Saturday 15 June 2019, 23:37

Bonmati: I'd hit the boys back in school

  • Aitana Bonmati discusses the ‘mental barrier’ of being a small footballer

  • She outlines three keys to Spain reaching the Round of 16

  • Follow the Live Blog for #CHNESP

By Elisa Revuelta with Spain

“That girl’s quick, you know!”

The 'girl' in question is Olympique Lyonnais and Netherlands left-wingback Shanice Van de Sanden, one of the most powerful players in world football, though Aitana Bonmati was not thinking about that at the time.

“The only thing I was thinking was, ‘They’re not going to put another goal past us’.” With that in mind, the Spaniard embarked on a sprint of nearly 70 metres that saw her power past the Dutch star with something to spare. It was a moment that came in the 61st minute of this year’s UEFA Women’s Champions League final, a match in which Bonmati’s Barcelona side were trailing 4-0 at the time, though they did manage a late consolation.

Bonmati’s supercharged sprint went viral online, though what made the match truly important for her was that it taught her a few things about herself. And less than a month later she is proving to be one of the most effective performers in Jorge Vilda’s Spain side at the FIFA Women’s World Cup France 2019™.

The lowdown on Aitana Bonmati

  • Aged 21, creative midfielder

  • Club: FC Barcelona, a product of La Masia

  • Scored 12 goals in 20 league appearances this year

  • A starter in the UEFA Women's Champions League final

  • A runner up with Spain at the FIFA U-17 and U-20 Women’s World Cups

  • 15 senior caps

“It was like a mental barrier. I’d think about how small I am (5ft 4ins) and how young I am. Sometimes I’d get scared just thinking about playing in a big match and how I’d manage. But I played against the best team in the world and I proved to myself that I can play the tough matches, like the one against Germany the other day and all the tough games to come.”

In Spain’s opening France 2019 match against South Africa, Bonmati came on in the second half, along with Lucia Garcia and Nahikari Garcia, and played a decisive role as they came from behind to win 3-1. So well did she perform, in fact, that FIFA Legend Vero Boquete, who was watching from the stands, singled her out for praise: “I especially liked what Aitana had to offer in the midfield.” She came on to good effect against the Germans too, injecting fresh energy in the Spain side, albeit without any reward.

Bags of character

If Bonmati proved anything in her youth career with Spain it is that her apparent physical fragility is just that: apparent. Aside from her technique and vision, the midfielder is not short on character.

She laughed as she recalled her early days: “Yes, but that comes from way back, from when I started to play, because I started playing with the boys at school and they used to insult me. I didn’t let anyone walk all over me though. If they insulted me, I’d come back at them even harder, and if they hit me, I hit them back. It was because of that I grew up being competitive and having attitude and ambition.”

Spain v Nigeria: Group  - FIFA U-20 Women's  World Cup France 2018 Quarter Final - Aitana Bonmati of Spain celebrates her team's first goal
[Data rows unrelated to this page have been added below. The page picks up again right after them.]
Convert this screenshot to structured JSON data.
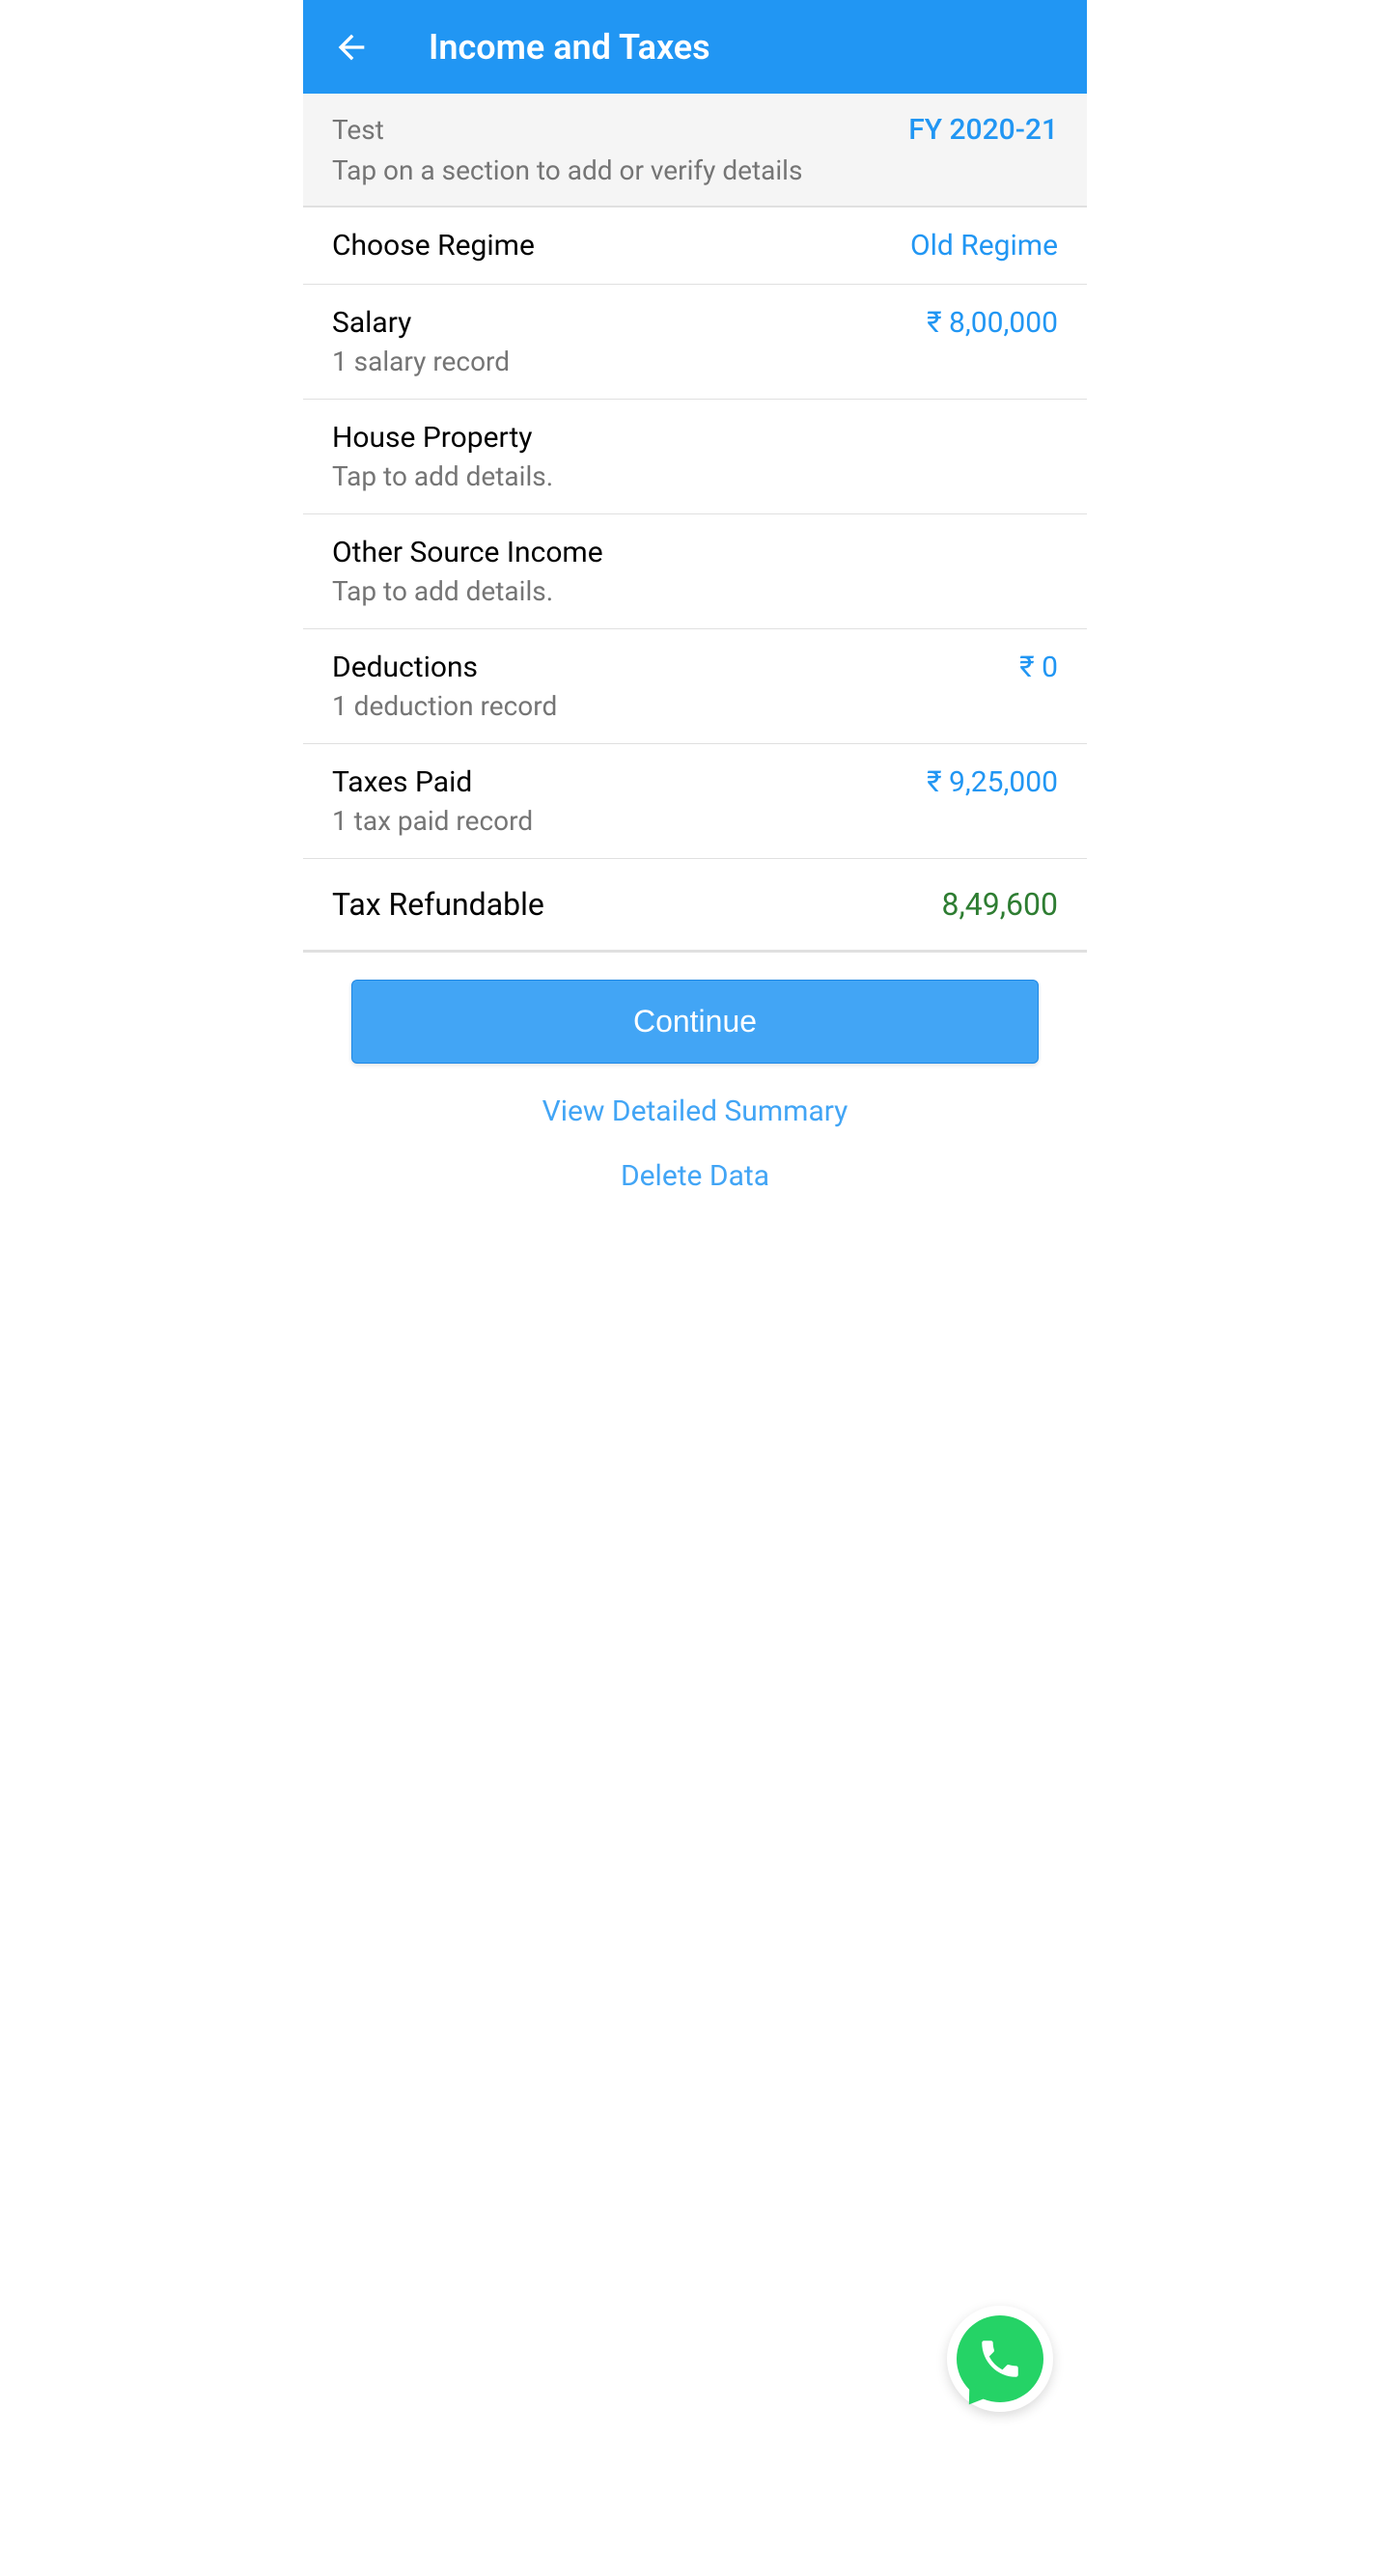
{
  "header": {
    "title": "Income and Taxes"
  },
  "info": {
    "name": "Test",
    "fy": "FY 2020-21",
    "subtitle": "Tap on a section to add or verify details"
  },
  "sections": {
    "regime": {
      "title": "Choose Regime",
      "value": "Old Regime"
    },
    "salary": {
      "title": "Salary",
      "subtitle": "1 salary record",
      "value": "₹ 8,00,000"
    },
    "houseProperty": {
      "title": "House Property",
      "subtitle": "Tap to add details."
    },
    "otherSource": {
      "title": "Other Source Income",
      "subtitle": "Tap to add details."
    },
    "deductions": {
      "title": "Deductions",
      "subtitle": "1 deduction record",
      "value": "₹ 0"
    },
    "taxesPaid": {
      "title": "Taxes Paid",
      "subtitle": "1 tax paid record",
      "value": "₹ 9,25,000"
    }
  },
  "refund": {
    "label": "Tax Refundable",
    "value": "8,49,600"
  },
  "actions": {
    "continue": "Continue",
    "viewSummary": "View Detailed Summary",
    "deleteData": "Delete Data"
  }
}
Spain’s problems in front of goal: a mental block?

Spain face a make-or-break match against China PR on Monday, a game that will decide their fate at France 2019. If they are to get the draw or the win that will seal their place in the Round of 16, La Roja will need to improve their wayward finishing, an aspect of the game where they continue to struggle.

Though Bonmati does not believe the problem is “psychological”, she refused to gloss over it: “The scoring problem is there for everyone to see. I’m not going to lie and say, ‘No, we’re a great team that takes every chance it gets.' We can create chances, but as soon as we get in the box, we seem to lose our focus. We shouldn’t beat ourselves up about it though, because we will sort it out.”

The recipe for success against China

  1. Aggressiveness: “We have to be more aggressive than them. We were very aggressive against Germany, especially in the first half, and we won all the second balls.”

  2. Competitiveness: “We have to be at our very best.”

  3. Directness: “We have to move the ball around very fast, not take too many touches and be direct. We need to believe we can score, and we will score.”